Records from a collection:

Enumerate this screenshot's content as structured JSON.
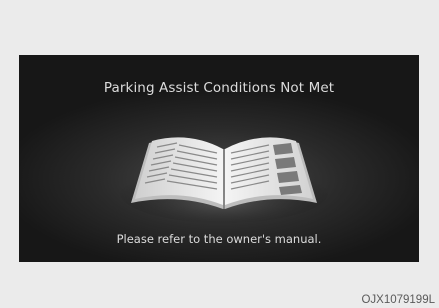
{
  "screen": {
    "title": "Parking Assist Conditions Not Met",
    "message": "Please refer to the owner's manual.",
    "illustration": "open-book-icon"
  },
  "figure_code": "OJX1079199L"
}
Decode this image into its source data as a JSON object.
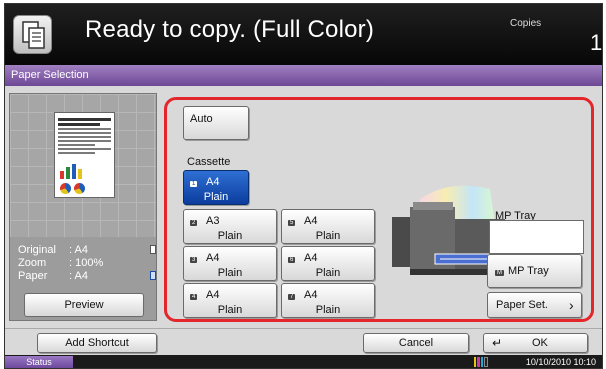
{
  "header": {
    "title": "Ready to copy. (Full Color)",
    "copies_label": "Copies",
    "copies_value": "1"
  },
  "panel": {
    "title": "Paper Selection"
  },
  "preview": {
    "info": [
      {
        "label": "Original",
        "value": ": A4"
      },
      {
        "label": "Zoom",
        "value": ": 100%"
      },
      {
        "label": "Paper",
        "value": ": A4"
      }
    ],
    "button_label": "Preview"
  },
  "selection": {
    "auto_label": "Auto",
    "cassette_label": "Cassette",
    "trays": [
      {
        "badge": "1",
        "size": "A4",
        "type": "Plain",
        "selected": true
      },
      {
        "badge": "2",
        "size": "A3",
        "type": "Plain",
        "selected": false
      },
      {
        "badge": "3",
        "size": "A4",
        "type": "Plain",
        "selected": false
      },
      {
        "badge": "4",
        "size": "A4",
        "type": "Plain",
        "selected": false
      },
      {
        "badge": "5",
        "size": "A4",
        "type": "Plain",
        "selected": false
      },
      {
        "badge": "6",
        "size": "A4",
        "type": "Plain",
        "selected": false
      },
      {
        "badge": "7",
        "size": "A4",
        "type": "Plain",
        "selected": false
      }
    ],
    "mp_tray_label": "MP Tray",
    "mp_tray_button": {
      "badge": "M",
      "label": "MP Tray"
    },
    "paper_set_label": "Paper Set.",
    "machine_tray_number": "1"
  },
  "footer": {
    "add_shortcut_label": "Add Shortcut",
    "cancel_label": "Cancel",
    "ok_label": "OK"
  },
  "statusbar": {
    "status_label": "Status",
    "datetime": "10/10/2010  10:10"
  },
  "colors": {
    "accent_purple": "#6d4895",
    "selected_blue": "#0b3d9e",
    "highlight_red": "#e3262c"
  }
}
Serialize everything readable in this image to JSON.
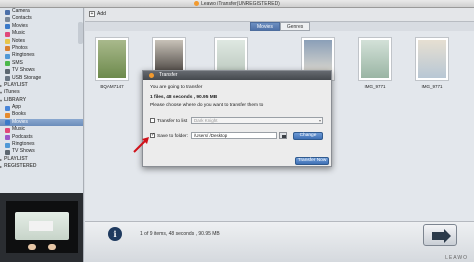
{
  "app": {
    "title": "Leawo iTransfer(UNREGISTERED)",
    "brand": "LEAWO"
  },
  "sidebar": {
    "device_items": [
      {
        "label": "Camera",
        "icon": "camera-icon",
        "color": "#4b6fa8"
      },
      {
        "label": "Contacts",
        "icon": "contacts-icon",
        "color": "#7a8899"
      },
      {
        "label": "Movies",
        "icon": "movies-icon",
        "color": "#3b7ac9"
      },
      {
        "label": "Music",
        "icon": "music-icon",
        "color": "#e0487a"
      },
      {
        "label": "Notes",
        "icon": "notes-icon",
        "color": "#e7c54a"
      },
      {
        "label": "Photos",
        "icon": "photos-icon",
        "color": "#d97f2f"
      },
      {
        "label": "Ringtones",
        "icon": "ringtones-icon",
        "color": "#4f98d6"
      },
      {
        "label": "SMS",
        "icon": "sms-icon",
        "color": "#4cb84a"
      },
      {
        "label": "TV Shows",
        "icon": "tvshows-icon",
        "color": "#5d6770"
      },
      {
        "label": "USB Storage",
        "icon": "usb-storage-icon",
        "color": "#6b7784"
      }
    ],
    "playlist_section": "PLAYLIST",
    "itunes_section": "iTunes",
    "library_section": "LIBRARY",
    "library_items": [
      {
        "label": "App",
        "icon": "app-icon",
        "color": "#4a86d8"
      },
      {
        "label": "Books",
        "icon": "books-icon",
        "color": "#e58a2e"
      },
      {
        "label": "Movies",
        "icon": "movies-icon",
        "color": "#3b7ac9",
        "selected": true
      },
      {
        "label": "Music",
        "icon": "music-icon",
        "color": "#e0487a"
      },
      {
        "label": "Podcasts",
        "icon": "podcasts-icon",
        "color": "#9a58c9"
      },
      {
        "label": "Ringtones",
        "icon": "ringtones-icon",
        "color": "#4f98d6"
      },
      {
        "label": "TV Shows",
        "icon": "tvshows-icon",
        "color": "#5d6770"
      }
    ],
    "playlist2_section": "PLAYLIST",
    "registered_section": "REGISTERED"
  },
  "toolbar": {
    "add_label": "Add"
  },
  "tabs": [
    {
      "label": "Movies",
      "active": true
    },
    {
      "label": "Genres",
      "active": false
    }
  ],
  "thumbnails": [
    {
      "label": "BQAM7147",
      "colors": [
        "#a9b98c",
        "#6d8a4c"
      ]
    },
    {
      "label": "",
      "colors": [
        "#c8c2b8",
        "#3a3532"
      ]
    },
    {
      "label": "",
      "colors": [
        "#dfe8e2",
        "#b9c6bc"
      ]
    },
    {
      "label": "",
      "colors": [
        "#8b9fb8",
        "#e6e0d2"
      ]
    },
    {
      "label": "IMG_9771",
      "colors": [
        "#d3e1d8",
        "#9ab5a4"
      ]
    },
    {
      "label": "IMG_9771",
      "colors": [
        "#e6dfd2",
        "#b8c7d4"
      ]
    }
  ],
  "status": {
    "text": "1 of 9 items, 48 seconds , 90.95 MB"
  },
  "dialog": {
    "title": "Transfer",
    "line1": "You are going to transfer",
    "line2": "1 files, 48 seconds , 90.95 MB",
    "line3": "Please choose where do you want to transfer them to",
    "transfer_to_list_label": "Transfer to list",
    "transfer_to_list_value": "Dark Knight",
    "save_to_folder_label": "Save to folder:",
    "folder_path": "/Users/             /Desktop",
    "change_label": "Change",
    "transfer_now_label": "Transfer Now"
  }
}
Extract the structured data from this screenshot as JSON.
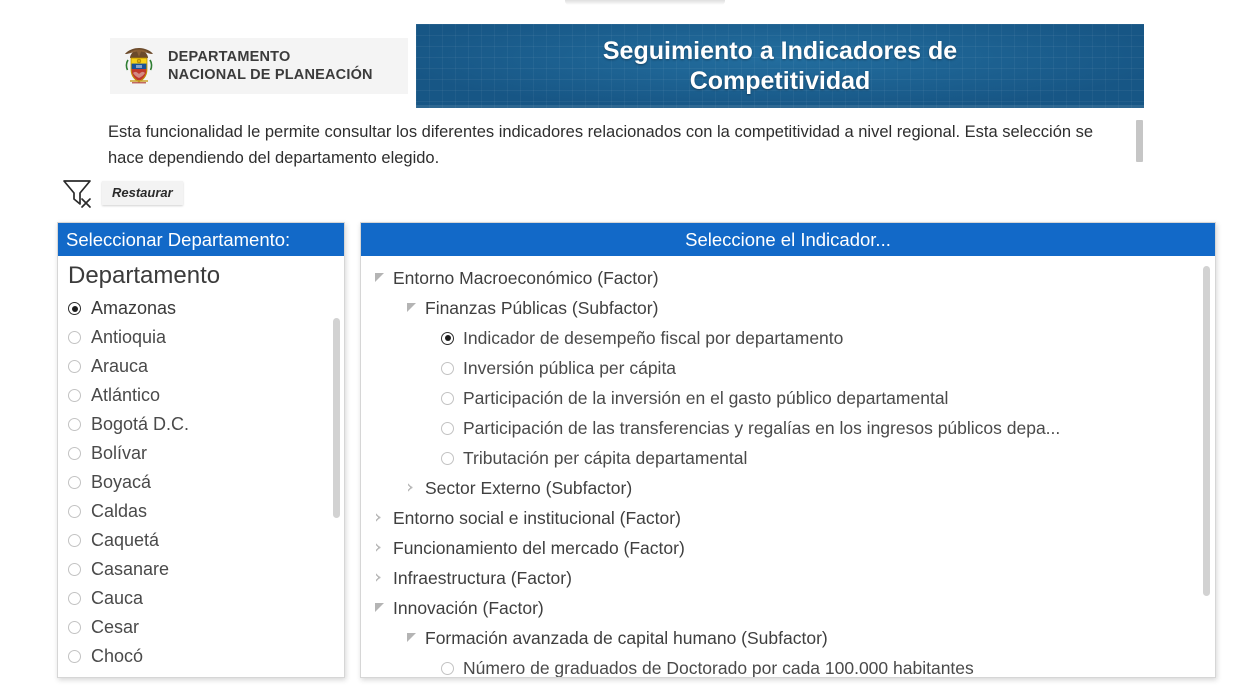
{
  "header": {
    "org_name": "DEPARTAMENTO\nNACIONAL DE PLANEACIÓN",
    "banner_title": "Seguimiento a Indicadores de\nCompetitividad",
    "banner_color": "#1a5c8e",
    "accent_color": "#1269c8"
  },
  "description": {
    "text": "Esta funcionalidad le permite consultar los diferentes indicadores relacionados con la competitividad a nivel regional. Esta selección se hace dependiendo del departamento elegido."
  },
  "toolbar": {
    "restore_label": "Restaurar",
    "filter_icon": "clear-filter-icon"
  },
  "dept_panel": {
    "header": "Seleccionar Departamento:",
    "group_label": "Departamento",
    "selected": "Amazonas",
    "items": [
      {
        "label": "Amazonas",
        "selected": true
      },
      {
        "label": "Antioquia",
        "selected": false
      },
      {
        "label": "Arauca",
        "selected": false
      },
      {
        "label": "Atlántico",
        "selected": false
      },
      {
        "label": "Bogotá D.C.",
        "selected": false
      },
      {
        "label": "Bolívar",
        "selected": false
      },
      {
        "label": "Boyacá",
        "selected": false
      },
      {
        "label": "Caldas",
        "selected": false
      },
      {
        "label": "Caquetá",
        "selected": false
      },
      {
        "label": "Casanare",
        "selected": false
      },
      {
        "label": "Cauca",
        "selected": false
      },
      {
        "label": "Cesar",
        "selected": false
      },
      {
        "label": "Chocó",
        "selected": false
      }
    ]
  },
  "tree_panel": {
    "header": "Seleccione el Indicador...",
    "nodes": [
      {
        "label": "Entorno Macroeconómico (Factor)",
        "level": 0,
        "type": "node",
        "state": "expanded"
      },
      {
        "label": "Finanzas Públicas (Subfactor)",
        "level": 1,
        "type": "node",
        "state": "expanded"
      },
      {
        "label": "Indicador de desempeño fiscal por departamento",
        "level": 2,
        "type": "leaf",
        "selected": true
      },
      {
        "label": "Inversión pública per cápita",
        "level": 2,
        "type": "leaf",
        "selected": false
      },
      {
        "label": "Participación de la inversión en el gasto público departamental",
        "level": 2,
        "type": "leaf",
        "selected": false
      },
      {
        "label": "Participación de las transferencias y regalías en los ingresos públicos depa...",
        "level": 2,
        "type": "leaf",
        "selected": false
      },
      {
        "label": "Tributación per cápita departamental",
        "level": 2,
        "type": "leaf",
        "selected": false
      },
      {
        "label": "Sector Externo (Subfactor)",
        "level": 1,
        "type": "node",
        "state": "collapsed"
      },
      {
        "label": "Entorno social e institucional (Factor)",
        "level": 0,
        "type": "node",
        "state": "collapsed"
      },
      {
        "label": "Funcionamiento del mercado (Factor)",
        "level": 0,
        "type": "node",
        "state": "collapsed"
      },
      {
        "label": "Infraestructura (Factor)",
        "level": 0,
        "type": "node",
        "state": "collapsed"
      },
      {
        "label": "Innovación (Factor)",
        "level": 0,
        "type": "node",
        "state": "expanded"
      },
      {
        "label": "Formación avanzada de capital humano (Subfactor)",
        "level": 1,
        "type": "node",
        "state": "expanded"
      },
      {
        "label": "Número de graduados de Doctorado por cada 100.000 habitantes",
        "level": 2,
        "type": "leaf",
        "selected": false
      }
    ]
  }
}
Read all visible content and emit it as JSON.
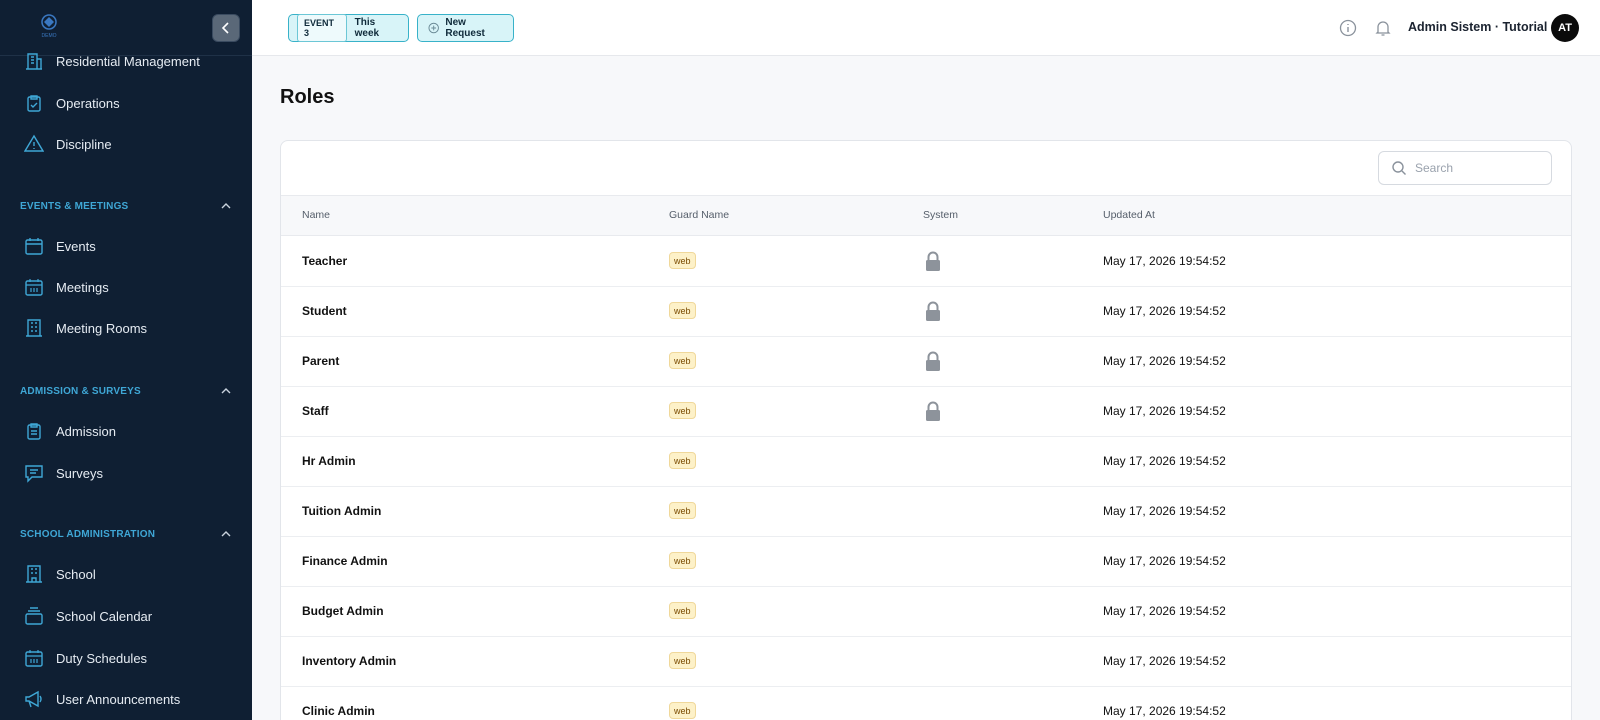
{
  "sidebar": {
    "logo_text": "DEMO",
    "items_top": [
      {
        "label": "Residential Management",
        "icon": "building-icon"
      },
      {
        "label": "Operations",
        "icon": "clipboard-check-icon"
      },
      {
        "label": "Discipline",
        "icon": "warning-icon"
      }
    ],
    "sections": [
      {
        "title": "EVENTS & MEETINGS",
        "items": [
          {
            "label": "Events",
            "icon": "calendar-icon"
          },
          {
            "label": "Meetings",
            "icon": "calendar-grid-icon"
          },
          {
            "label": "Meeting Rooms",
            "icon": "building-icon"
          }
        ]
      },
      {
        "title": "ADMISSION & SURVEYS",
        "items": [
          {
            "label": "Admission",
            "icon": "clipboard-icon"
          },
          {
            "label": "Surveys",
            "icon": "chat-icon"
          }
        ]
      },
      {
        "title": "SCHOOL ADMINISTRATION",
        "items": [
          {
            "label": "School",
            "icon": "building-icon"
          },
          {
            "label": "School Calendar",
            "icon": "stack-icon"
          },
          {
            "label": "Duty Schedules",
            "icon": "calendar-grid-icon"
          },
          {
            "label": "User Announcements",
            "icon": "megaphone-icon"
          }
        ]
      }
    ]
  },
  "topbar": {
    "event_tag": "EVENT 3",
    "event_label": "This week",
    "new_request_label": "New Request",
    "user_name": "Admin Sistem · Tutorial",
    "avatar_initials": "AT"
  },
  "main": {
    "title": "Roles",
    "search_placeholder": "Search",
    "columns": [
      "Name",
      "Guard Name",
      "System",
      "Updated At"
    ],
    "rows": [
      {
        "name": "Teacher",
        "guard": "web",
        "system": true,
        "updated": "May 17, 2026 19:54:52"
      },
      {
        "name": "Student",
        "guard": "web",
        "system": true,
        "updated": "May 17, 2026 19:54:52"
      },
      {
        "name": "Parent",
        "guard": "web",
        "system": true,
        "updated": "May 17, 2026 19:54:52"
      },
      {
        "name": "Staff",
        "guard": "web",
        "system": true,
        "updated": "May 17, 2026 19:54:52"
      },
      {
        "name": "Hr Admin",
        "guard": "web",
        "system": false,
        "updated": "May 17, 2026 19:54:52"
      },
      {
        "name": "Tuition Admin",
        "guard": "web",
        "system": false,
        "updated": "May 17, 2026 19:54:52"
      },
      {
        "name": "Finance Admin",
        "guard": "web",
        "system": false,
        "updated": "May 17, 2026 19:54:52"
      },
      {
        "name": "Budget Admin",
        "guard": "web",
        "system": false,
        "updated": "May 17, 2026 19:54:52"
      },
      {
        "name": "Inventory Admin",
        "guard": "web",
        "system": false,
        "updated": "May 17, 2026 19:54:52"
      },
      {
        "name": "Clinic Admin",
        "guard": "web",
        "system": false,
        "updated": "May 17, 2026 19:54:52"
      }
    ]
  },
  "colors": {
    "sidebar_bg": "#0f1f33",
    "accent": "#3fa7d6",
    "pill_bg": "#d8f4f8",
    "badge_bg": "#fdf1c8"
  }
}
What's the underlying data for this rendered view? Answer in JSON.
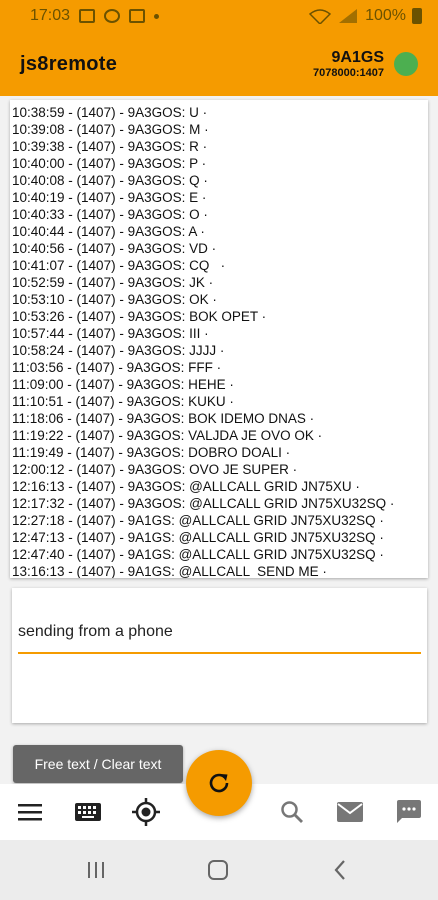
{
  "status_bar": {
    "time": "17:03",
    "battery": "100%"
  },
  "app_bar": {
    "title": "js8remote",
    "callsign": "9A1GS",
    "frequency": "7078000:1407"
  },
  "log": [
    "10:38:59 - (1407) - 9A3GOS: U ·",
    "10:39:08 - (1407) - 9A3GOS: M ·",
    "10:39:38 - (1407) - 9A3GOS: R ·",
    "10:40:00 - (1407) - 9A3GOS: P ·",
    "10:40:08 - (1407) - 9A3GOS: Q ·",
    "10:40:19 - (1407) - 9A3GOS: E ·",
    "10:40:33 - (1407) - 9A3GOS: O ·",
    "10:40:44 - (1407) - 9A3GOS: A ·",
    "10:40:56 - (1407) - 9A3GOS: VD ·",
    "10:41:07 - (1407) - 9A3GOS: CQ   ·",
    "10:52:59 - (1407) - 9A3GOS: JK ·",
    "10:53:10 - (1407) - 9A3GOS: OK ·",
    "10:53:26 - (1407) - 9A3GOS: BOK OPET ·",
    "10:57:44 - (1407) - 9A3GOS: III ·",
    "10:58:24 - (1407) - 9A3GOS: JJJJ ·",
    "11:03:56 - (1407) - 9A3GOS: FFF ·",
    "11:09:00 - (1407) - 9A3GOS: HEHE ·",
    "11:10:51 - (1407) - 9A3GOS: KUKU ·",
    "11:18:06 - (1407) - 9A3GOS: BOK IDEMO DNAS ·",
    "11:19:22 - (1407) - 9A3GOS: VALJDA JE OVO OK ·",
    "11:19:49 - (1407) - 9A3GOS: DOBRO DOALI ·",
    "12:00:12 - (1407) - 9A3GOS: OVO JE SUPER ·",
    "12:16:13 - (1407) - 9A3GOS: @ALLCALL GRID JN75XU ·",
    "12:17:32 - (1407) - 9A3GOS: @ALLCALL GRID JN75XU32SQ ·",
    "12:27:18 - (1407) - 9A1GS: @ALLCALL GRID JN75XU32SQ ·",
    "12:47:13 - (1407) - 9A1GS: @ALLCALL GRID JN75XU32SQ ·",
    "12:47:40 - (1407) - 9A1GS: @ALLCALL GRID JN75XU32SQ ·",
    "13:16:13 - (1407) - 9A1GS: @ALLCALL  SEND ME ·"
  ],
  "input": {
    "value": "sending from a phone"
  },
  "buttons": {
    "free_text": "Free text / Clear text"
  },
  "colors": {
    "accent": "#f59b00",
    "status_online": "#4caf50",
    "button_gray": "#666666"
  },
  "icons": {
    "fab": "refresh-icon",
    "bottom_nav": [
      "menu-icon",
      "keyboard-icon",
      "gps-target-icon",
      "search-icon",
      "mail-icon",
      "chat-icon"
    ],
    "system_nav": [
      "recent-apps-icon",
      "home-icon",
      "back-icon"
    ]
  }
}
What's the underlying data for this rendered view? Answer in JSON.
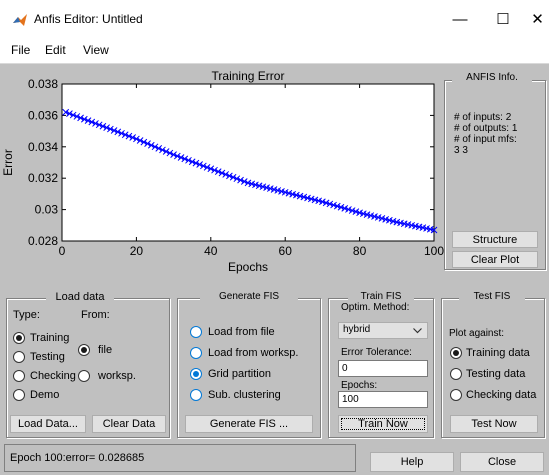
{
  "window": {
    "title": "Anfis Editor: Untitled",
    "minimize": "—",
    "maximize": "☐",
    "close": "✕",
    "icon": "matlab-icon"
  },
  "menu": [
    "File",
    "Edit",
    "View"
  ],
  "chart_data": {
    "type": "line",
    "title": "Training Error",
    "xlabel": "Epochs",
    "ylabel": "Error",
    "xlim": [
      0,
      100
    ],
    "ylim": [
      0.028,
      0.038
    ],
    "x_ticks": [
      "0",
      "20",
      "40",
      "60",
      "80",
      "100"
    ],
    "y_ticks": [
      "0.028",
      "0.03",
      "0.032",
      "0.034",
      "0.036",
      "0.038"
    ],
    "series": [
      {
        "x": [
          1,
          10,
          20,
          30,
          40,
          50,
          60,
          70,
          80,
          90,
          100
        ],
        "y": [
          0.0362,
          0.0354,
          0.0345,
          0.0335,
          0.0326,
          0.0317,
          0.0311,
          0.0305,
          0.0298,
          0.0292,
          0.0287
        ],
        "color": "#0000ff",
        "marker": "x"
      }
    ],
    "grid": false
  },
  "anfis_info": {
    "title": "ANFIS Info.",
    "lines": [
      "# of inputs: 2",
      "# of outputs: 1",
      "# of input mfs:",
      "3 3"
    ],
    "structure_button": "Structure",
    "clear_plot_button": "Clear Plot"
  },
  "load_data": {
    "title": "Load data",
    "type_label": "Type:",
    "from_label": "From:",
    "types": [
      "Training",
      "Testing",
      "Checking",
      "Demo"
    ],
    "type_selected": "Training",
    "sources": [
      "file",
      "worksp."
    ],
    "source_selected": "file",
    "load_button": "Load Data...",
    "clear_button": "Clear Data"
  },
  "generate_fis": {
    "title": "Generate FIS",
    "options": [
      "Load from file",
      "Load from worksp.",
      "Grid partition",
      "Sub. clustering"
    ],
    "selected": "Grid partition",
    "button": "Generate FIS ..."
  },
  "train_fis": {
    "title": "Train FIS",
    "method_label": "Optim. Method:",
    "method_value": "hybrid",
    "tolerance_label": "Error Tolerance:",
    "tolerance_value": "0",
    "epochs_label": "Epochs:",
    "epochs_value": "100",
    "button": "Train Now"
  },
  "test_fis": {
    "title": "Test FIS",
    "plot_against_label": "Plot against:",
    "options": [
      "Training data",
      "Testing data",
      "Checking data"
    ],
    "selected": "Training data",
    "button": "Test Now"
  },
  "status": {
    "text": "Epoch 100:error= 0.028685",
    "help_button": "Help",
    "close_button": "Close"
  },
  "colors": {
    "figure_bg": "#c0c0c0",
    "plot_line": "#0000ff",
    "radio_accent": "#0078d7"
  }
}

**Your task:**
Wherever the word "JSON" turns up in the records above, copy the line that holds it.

**Written response:**
Enumerate this screenshot's content as structured JSON.
Decode this image into its source data as a JSON object.
Serialize everything readable in this image to JSON.
Extract the structured data from this screenshot as JSON.
Read all visible content and emit it as JSON.
What's the underlying data for this rendered view? Answer in JSON.
What's the underlying data for this rendered view? Answer in JSON.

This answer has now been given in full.